Tantrums tend to progress as our littles get bigger. They may start due to struggles in communication, but then progress as they become more skilled in the art of negotiation.
Dr. Seawell offers a list of Top 5 Rules for Handling a Tantrum:
- Keep your cool. Tantrums are completely normal. You getting upset only makes it worse. So find your happy place and know that it can’t possibly last forever.
- Don’t give in. Maybe your kiddo is screaming because they want that candy in the checkout line. Once you’ve given an answer, don’t give in. Consider a house rule for no purchases in the checkout line.
- Make sure you’re in a safe place. A tantruming child will often throw themselves back in anger without regard for their surroundings. If you are in an area where they could hurt themselves, transport them to a safer area and make your exit.
- Prepare if possible. If you know that you’re heading into tantrum territory, lay down the ground rules before you go. Give that 5 minute warning at the park. Tell them in advance that no treats will be bought.
- Let the judgement go. No matter what we do as parents, there will be someone ready to criticize. And sometimes the looks from other moms might make you second guess yourself. Try not to let it get to you. Stay the course. Setting some clear boundaries does not make you a bad mom, it makes you a GREAT one!

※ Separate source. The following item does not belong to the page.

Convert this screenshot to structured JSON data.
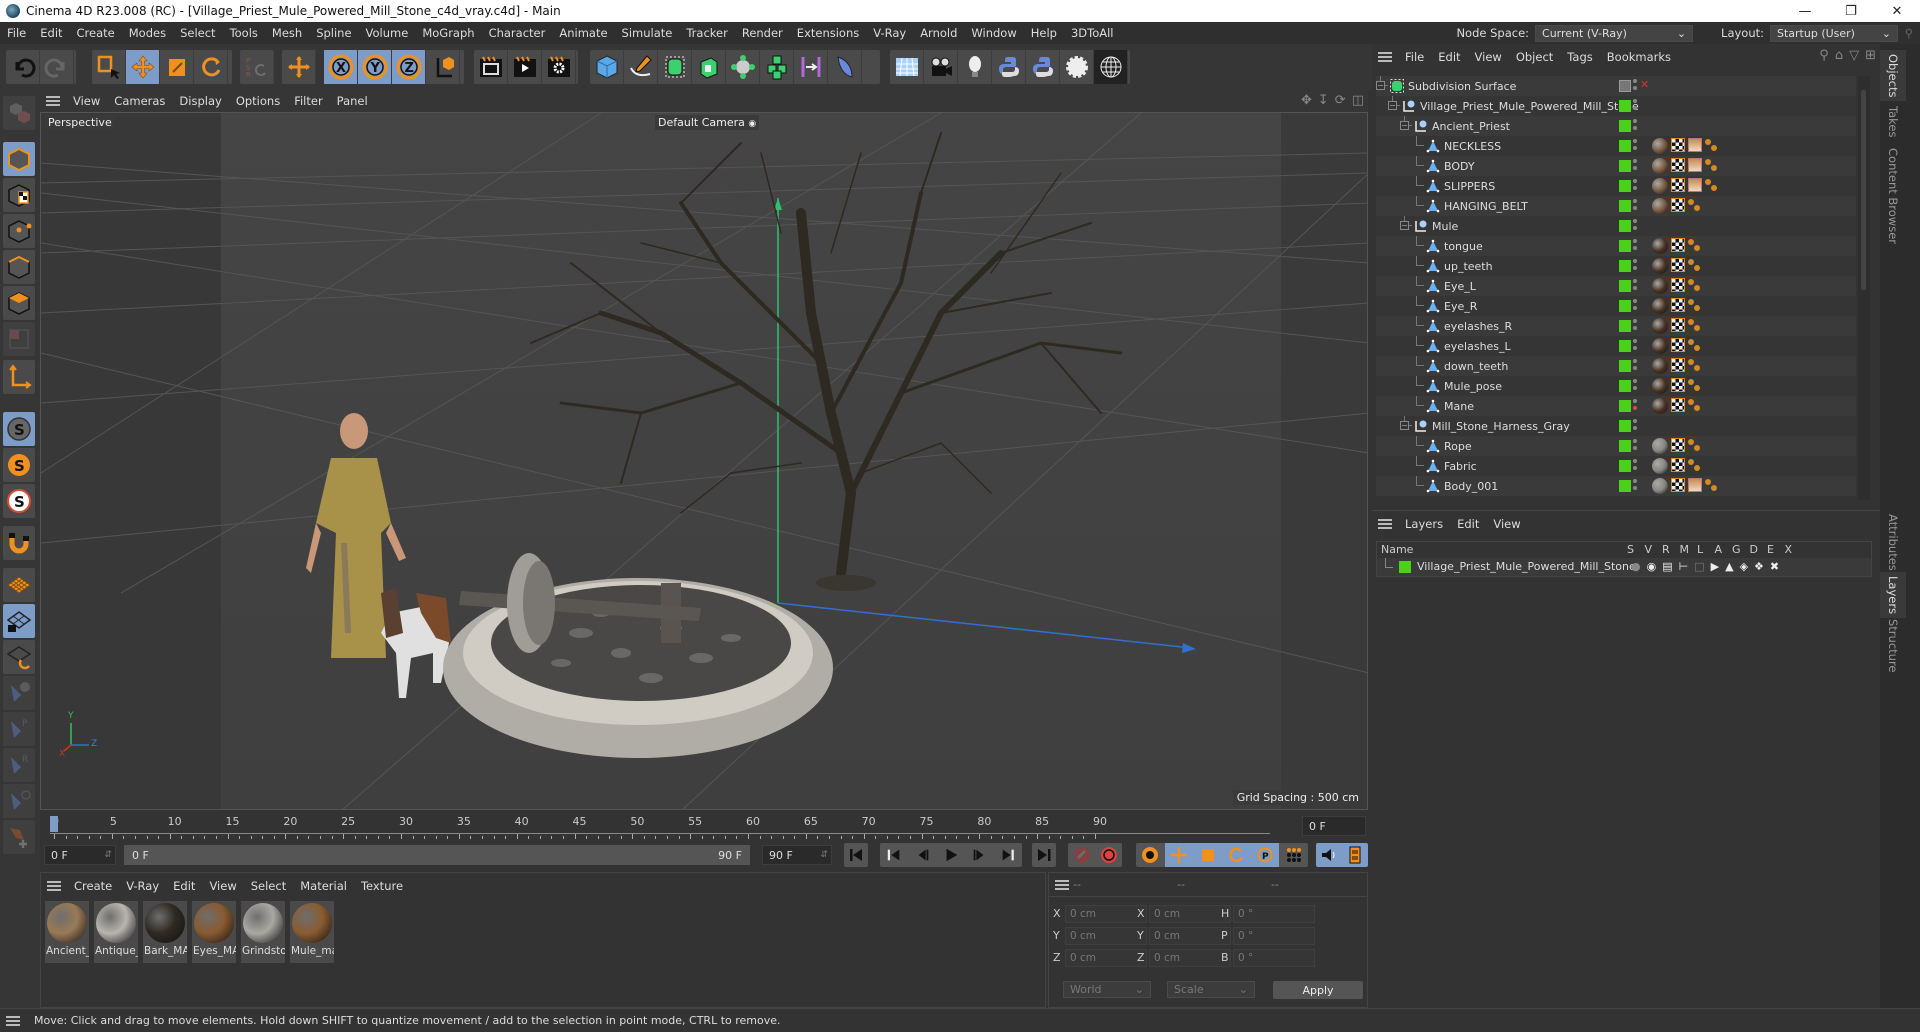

You can read more from Dr. Jenny Seawell on her blog, The Pediatric Ninja, here, and also periodically on the terrific Facebook page, We Are Pediatricians. (Really, if you use Facebook, please follow We Are Pediatricians to read excellent pediatric blogs from around the country, including The PediaBlog!)